* Prompt *
Omit the pictures and reproduce the rest of the listing exactly.

* * * *

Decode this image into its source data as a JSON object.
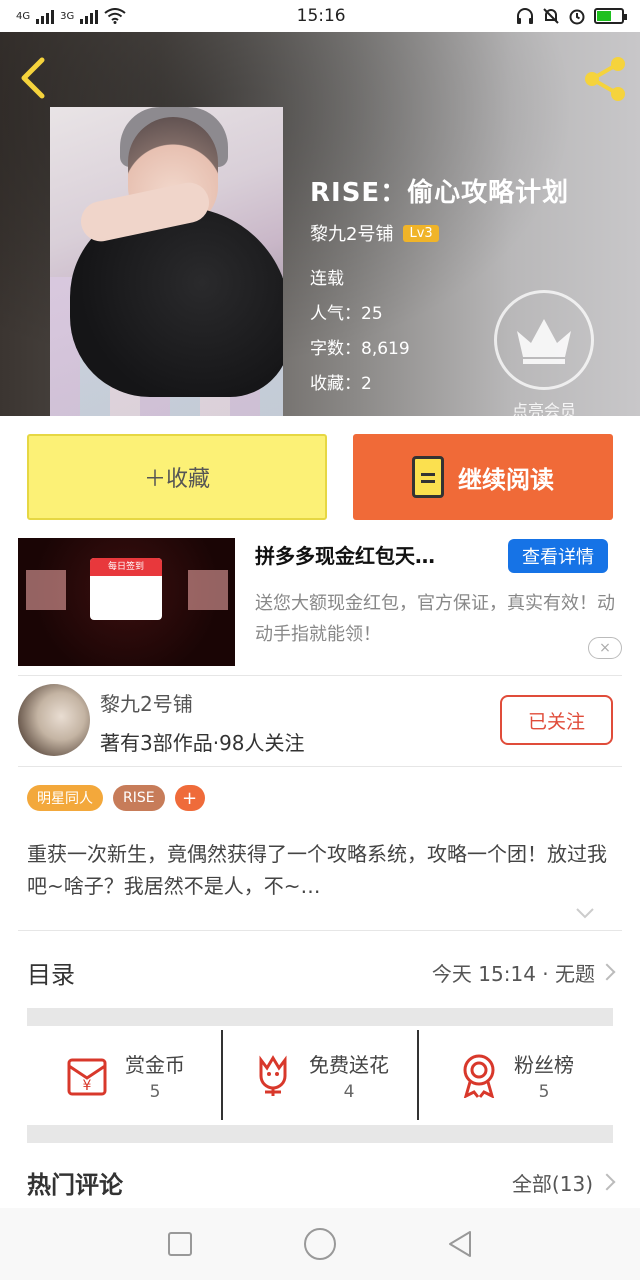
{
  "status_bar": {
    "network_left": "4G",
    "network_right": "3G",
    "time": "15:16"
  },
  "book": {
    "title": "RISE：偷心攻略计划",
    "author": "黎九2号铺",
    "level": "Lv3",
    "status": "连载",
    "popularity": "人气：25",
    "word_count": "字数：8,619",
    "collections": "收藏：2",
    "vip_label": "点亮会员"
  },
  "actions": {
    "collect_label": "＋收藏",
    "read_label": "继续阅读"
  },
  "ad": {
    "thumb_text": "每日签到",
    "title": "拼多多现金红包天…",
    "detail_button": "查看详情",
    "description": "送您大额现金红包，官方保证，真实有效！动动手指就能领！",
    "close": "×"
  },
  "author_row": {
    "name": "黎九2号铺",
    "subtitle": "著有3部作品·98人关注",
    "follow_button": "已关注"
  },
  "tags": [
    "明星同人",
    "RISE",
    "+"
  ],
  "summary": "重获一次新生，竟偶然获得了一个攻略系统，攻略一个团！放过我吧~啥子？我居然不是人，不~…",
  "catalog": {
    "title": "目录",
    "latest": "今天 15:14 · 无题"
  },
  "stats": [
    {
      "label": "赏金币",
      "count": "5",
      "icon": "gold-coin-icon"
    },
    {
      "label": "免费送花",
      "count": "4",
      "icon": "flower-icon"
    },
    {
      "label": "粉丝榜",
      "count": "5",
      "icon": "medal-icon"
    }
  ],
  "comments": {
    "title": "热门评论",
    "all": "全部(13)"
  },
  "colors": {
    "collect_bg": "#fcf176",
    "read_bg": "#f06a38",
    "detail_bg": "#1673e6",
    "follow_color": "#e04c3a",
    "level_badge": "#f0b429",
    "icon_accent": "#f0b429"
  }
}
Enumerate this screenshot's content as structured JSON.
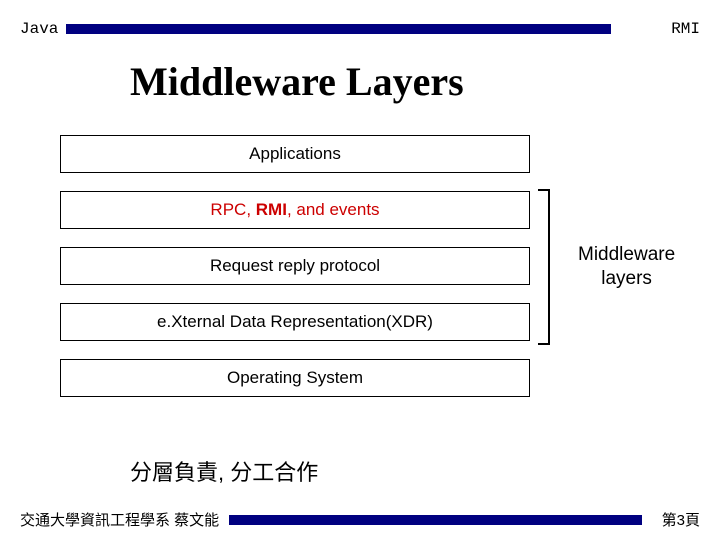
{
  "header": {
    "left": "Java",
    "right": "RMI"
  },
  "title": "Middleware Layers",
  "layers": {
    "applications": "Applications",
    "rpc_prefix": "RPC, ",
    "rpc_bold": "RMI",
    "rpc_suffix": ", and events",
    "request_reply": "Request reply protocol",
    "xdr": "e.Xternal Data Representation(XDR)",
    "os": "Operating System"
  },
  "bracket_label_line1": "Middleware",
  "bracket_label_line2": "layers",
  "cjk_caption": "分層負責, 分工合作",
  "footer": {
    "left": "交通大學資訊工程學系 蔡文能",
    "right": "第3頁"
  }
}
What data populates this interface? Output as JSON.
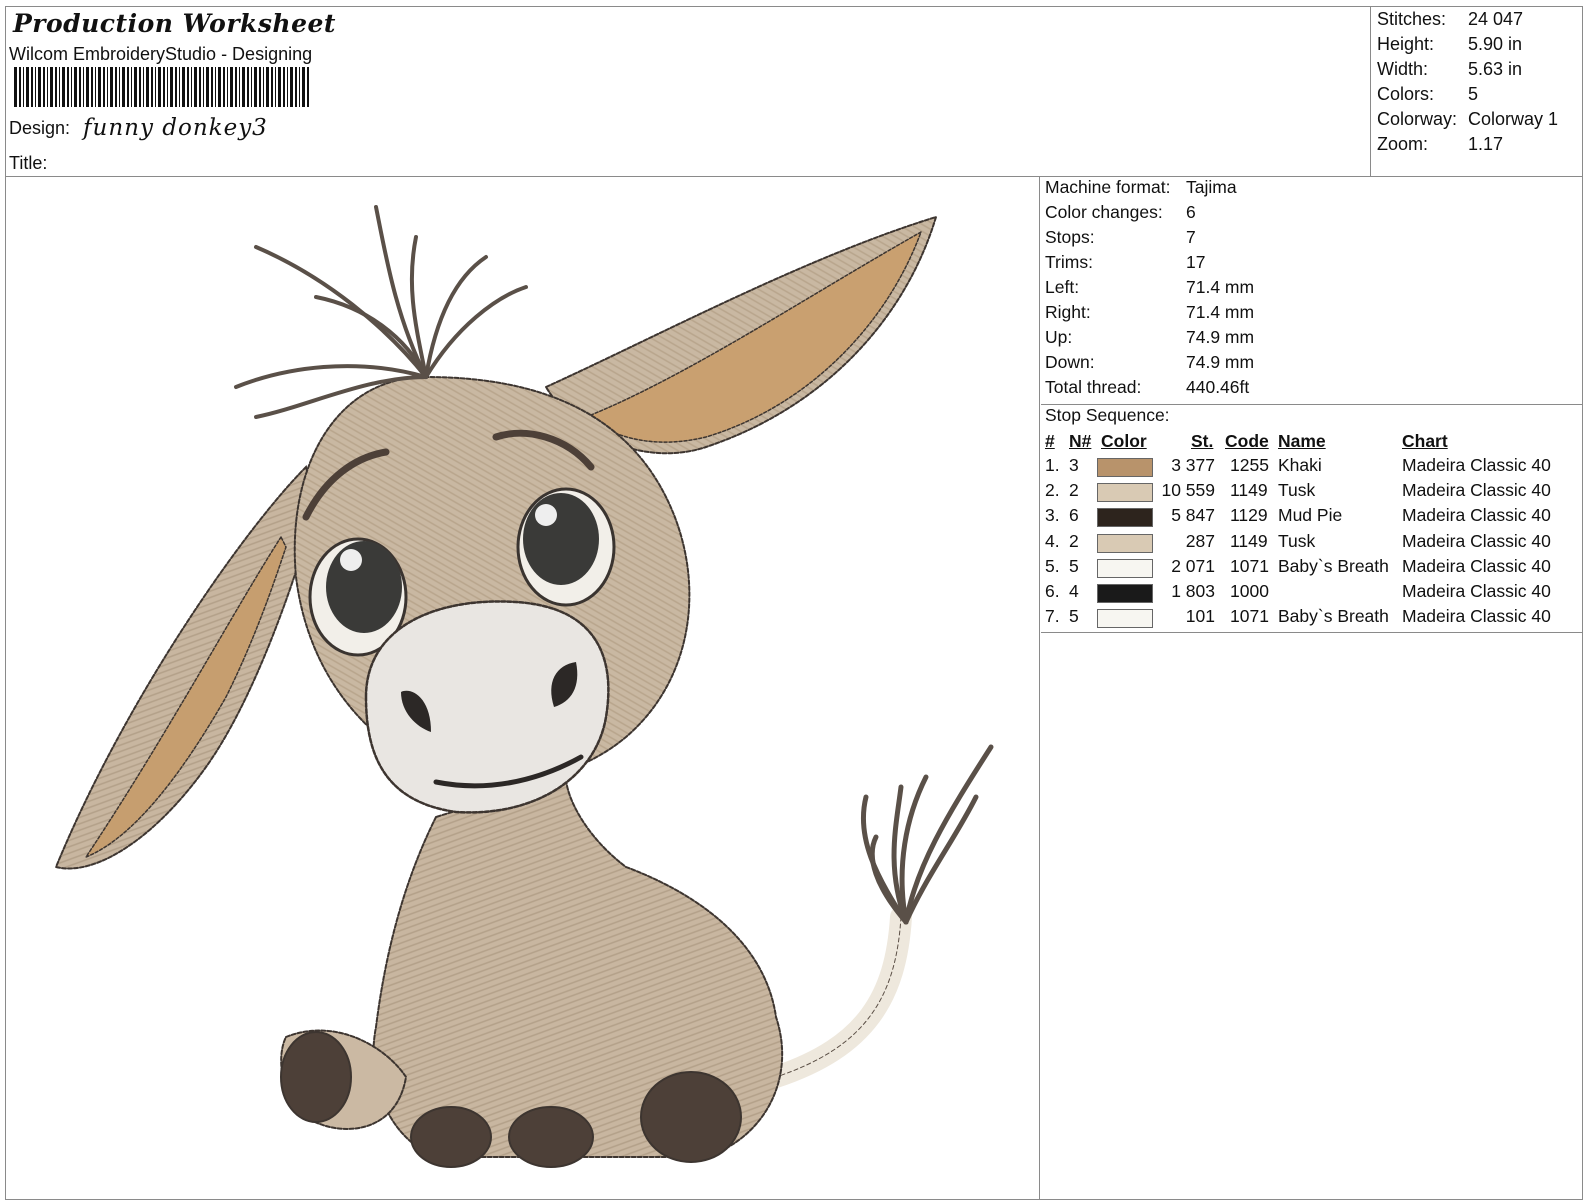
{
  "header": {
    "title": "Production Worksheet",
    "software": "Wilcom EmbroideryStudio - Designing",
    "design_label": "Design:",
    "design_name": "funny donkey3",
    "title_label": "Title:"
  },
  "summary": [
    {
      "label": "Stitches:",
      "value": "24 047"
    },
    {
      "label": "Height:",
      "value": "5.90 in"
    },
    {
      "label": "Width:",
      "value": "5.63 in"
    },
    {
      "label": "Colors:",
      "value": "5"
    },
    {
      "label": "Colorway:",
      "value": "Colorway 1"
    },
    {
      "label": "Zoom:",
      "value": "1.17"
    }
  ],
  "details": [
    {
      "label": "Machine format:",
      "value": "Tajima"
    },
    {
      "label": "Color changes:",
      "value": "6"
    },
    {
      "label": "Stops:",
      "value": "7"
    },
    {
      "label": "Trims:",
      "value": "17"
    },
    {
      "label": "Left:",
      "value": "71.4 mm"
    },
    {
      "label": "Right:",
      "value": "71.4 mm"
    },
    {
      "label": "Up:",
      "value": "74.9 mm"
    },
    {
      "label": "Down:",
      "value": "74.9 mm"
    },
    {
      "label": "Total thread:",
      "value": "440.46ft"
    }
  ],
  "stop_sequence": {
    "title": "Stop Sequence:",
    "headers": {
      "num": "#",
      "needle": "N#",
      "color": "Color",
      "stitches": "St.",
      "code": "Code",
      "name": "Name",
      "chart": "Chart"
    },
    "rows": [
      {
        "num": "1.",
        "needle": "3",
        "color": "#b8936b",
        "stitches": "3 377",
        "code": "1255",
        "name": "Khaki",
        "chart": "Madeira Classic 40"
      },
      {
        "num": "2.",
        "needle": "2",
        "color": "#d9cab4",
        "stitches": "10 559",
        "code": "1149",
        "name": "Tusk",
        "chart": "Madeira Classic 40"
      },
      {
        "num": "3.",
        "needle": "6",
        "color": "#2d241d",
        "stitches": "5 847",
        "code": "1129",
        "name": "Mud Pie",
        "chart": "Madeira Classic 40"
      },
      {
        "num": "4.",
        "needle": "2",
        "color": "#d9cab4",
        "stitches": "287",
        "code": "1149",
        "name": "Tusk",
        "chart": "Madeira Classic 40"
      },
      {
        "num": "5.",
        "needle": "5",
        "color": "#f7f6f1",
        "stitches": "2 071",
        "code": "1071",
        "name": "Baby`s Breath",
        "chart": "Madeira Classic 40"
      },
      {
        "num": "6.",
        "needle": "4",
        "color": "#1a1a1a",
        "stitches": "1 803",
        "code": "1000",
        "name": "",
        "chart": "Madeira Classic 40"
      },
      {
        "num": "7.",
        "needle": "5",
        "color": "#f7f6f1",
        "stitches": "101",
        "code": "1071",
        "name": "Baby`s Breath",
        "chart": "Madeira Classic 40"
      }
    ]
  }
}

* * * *

* Your solution *
Decode this image into its source data as a JSON object.
{
  "status_bar": {
    "network_left": "4G",
    "network_right": "3G",
    "time": "15:16"
  },
  "book": {
    "title": "RISE：偷心攻略计划",
    "author": "黎九2号铺",
    "level": "Lv3",
    "status": "连载",
    "popularity": "人气：25",
    "word_count": "字数：8,619",
    "collections": "收藏：2",
    "vip_label": "点亮会员"
  },
  "actions": {
    "collect_label": "＋收藏",
    "read_label": "继续阅读"
  },
  "ad": {
    "thumb_text": "每日签到",
    "title": "拼多多现金红包天…",
    "detail_button": "查看详情",
    "description": "送您大额现金红包，官方保证，真实有效！动动手指就能领！",
    "close": "×"
  },
  "author_row": {
    "name": "黎九2号铺",
    "subtitle": "著有3部作品·98人关注",
    "follow_button": "已关注"
  },
  "tags": [
    "明星同人",
    "RISE",
    "+"
  ],
  "summary": "重获一次新生，竟偶然获得了一个攻略系统，攻略一个团！放过我吧~啥子？我居然不是人，不~…",
  "catalog": {
    "title": "目录",
    "latest": "今天 15:14 · 无题"
  },
  "stats": [
    {
      "label": "赏金币",
      "count": "5",
      "icon": "gold-coin-icon"
    },
    {
      "label": "免费送花",
      "count": "4",
      "icon": "flower-icon"
    },
    {
      "label": "粉丝榜",
      "count": "5",
      "icon": "medal-icon"
    }
  ],
  "comments": {
    "title": "热门评论",
    "all": "全部(13)"
  },
  "colors": {
    "collect_bg": "#fcf176",
    "read_bg": "#f06a38",
    "detail_bg": "#1673e6",
    "follow_color": "#e04c3a",
    "level_badge": "#f0b429",
    "icon_accent": "#f0b429"
  }
}
Enumerate this screenshot's content as structured JSON.
{
  "header": {
    "left": "Java",
    "right": "RMI"
  },
  "title": "Middleware Layers",
  "layers": {
    "applications": "Applications",
    "rpc_prefix": "RPC, ",
    "rpc_bold": "RMI",
    "rpc_suffix": ", and events",
    "request_reply": "Request reply protocol",
    "xdr": "e.Xternal Data Representation(XDR)",
    "os": "Operating System"
  },
  "bracket_label_line1": "Middleware",
  "bracket_label_line2": "layers",
  "cjk_caption": "分層負責, 分工合作",
  "footer": {
    "left": "交通大學資訊工程學系 蔡文能",
    "right": "第3頁"
  }
}
What data populates this interface? Output as JSON.
{
  "header": {
    "title": "Production Worksheet",
    "software": "Wilcom EmbroideryStudio - Designing",
    "design_label": "Design:",
    "design_name": "funny donkey3",
    "title_label": "Title:"
  },
  "summary": [
    {
      "label": "Stitches:",
      "value": "24 047"
    },
    {
      "label": "Height:",
      "value": "5.90 in"
    },
    {
      "label": "Width:",
      "value": "5.63 in"
    },
    {
      "label": "Colors:",
      "value": "5"
    },
    {
      "label": "Colorway:",
      "value": "Colorway 1"
    },
    {
      "label": "Zoom:",
      "value": "1.17"
    }
  ],
  "details": [
    {
      "label": "Machine format:",
      "value": "Tajima"
    },
    {
      "label": "Color changes:",
      "value": "6"
    },
    {
      "label": "Stops:",
      "value": "7"
    },
    {
      "label": "Trims:",
      "value": "17"
    },
    {
      "label": "Left:",
      "value": "71.4 mm"
    },
    {
      "label": "Right:",
      "value": "71.4 mm"
    },
    {
      "label": "Up:",
      "value": "74.9 mm"
    },
    {
      "label": "Down:",
      "value": "74.9 mm"
    },
    {
      "label": "Total thread:",
      "value": "440.46ft"
    }
  ],
  "stop_sequence": {
    "title": "Stop Sequence:",
    "headers": {
      "num": "#",
      "needle": "N#",
      "color": "Color",
      "stitches": "St.",
      "code": "Code",
      "name": "Name",
      "chart": "Chart"
    },
    "rows": [
      {
        "num": "1.",
        "needle": "3",
        "color": "#b8936b",
        "stitches": "3 377",
        "code": "1255",
        "name": "Khaki",
        "chart": "Madeira Classic 40"
      },
      {
        "num": "2.",
        "needle": "2",
        "color": "#d9cab4",
        "stitches": "10 559",
        "code": "1149",
        "name": "Tusk",
        "chart": "Madeira Classic 40"
      },
      {
        "num": "3.",
        "needle": "6",
        "color": "#2d241d",
        "stitches": "5 847",
        "code": "1129",
        "name": "Mud Pie",
        "chart": "Madeira Classic 40"
      },
      {
        "num": "4.",
        "needle": "2",
        "color": "#d9cab4",
        "stitches": "287",
        "code": "1149",
        "name": "Tusk",
        "chart": "Madeira Classic 40"
      },
      {
        "num": "5.",
        "needle": "5",
        "color": "#f7f6f1",
        "stitches": "2 071",
        "code": "1071",
        "name": "Baby`s Breath",
        "chart": "Madeira Classic 40"
      },
      {
        "num": "6.",
        "needle": "4",
        "color": "#1a1a1a",
        "stitches": "1 803",
        "code": "1000",
        "name": "",
        "chart": "Madeira Classic 40"
      },
      {
        "num": "7.",
        "needle": "5",
        "color": "#f7f6f1",
        "stitches": "101",
        "code": "1071",
        "name": "Baby`s Breath",
        "chart": "Madeira Classic 40"
      }
    ]
  }
}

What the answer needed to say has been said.